The latest report from the Perioperative Mortality Review Committee (POMRC) has found that there is a slightly greater likelihood that people will die following surgery, if that surgery is carried out in the weekend.
The POMRC reviews deaths related to surgery and anaesthesia that occur within 30 days of an operation. It advises the Health Quality & Safety Commission on how to reduce these deaths and makes recommendations to make surgery safer for patients.
POMRC Chair Dr Leona Wilson says that while overseas figures on weekend surgical death rates have been available for some time, this is the first time such figures have been published using New Zealand data.
'As is the case internationally, the New Zealand figures show a small increased risk of death following weekend operations compared with those carried out on a weekday.
'In New Zealand, the death rate was 1.71 deaths per 100 operations on a Saturday and 1.48 deaths per 100 operations for Sunday. On Monday to Friday, rates were between 0.48 and 0.52 deaths per 100 operations. The difference in weekend compared with weekday death rates is greater for patients undergoing elective surgery than for those undergoing emergency surgery.'
She says understanding the underlying reasons for this ‘weekend effect’ is challenging.
'There are two main suggested causes. The first is that patients having operations in the weekend may differ from weekday patients because they could be sicker when they arrive at hospital.
'The second suggested cause is that the quality of weekend care may differ from weekday care. Staff levels can vary, with fewer senior consultants, and fewer diagnostic services available.

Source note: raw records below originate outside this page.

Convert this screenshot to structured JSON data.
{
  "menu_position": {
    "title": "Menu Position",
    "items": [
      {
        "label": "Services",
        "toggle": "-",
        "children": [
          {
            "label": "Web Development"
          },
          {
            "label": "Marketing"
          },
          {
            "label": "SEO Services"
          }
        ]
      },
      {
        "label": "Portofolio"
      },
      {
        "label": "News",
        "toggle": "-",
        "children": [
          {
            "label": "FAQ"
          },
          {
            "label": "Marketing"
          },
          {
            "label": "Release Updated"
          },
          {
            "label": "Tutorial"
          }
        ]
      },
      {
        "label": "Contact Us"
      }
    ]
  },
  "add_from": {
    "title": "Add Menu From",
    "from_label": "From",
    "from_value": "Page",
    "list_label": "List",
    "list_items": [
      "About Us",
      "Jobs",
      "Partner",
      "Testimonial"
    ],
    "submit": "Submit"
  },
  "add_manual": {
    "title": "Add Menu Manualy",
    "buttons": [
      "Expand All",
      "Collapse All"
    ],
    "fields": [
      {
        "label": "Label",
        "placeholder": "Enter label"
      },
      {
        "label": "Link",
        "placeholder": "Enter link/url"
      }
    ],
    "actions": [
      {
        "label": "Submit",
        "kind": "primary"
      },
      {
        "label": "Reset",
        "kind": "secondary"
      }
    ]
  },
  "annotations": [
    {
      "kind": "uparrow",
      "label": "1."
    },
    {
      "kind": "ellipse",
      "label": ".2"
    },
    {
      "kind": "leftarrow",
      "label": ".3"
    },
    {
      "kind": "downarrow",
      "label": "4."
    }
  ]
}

It may also be that hospitals are more equipped to provide emergency care on weekends and may lack the appropriate mix of expertise to manage postoperative care.'
Dr Wilson says how great a role each aspect plays in the weekend effect and the role of other, unidentified, factors is unclear.
'This is why the Committee is recommending hospitals investigate all weekend surgery deaths to find out whether the timing of the operation had an impact on the outcome.
'This could mean district health boards re-investigating previous deaths with a ‘weekend lens’ or, from now, beginning to apply this lens to all weekend elective surgical deaths.
'We are also calling for further research into the difference in mortality between patients having procedures in the weekend compared with weekdays, particularly those having elective surgery.'
She says it is important to remember surgery in New Zealand is very safe.
'The main risk factors for dying after surgery remain being older, sicker and admitted to hospital because of an emergency.'
Other findings from the report include:
Mortality rates relating to the procedures below can be found in the report’s executive summary:
Report recommendations include:
1. Improvements to care
a. Not operating on patients who are assessed as being very unwell (but providing other treatment)
b. The risk of dying from surgery should be discussed with all patients contemplating an operation with a significant risk.
c. Death following elective surgery performed on the weekend should be investigated in depth by that health care institution, assessing all potentially contributing factors.
2. Better documentation
a. All patients should have their ASA status (how well or unwell they are) recorded in their clinical anaesthetic record.
3. Further research and research funding
a. The difference in mortality between patients having procedures in the weekend compared with weekdays, in particular those admitted electively, should be investigated.
b. The reasons for increased perioperative mortality of Māori should be further investigated.
4. Recommendations from the Māori Caucus to the POMRC for better data analysis
a. The impact that the Māori population age structure has on analyses of perioperative mortality should be investigated.
b. The Charlson Comorbidity Index should be considered to strengthen future analyses and better understand how severity of illness impacts Māori perioperative mortality.